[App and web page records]
------

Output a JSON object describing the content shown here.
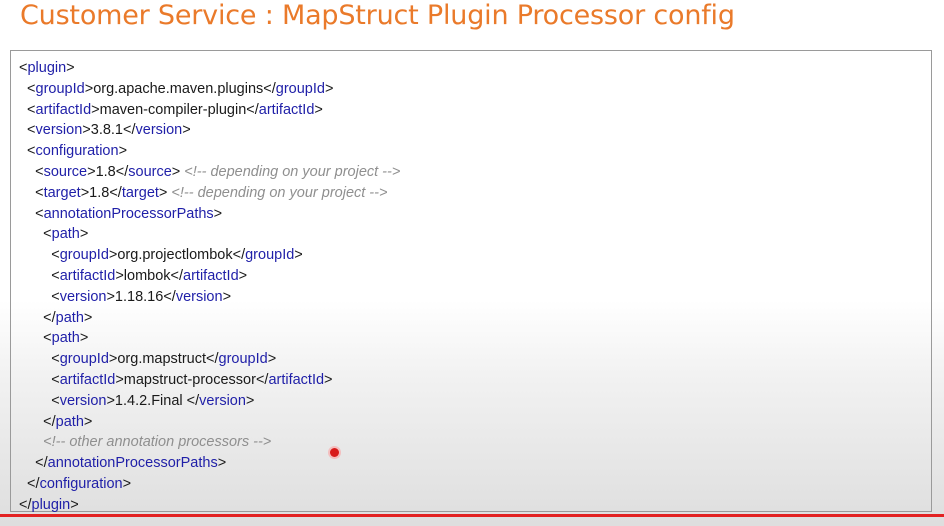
{
  "title": "Customer Service : MapStruct Plugin Processor config",
  "code": {
    "plugin_open": "plugin",
    "plugin_close": "plugin",
    "groupId_tag": "groupId",
    "groupId_value": "org.apache.maven.plugins",
    "artifactId_tag": "artifactId",
    "artifactId_value": "maven-compiler-plugin",
    "version_tag": "version",
    "version_value": "3.8.1",
    "configuration_tag": "configuration",
    "source_tag": "source",
    "source_value": "1.8",
    "source_comment": "<!-- depending on your project -->",
    "target_tag": "target",
    "target_value": "1.8",
    "target_comment": "<!-- depending on your project -->",
    "app_tag": "annotationProcessorPaths",
    "path_tag": "path",
    "lombok_groupId": "org.projectlombok",
    "lombok_artifactId": "lombok",
    "lombok_version": "1.18.16",
    "mapstruct_groupId": "org.mapstruct",
    "mapstruct_artifactId": "mapstruct-processor",
    "mapstruct_version": "1.4.2.Final ",
    "other_comment": "<!-- other annotation processors -->"
  },
  "colors": {
    "title": "#ea7a2a",
    "tag": "#1f1fa8",
    "comment": "#8f8f8f",
    "progress": "#e32222",
    "cursor": "#d81b1b"
  }
}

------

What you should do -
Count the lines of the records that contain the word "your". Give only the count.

Finished task -
2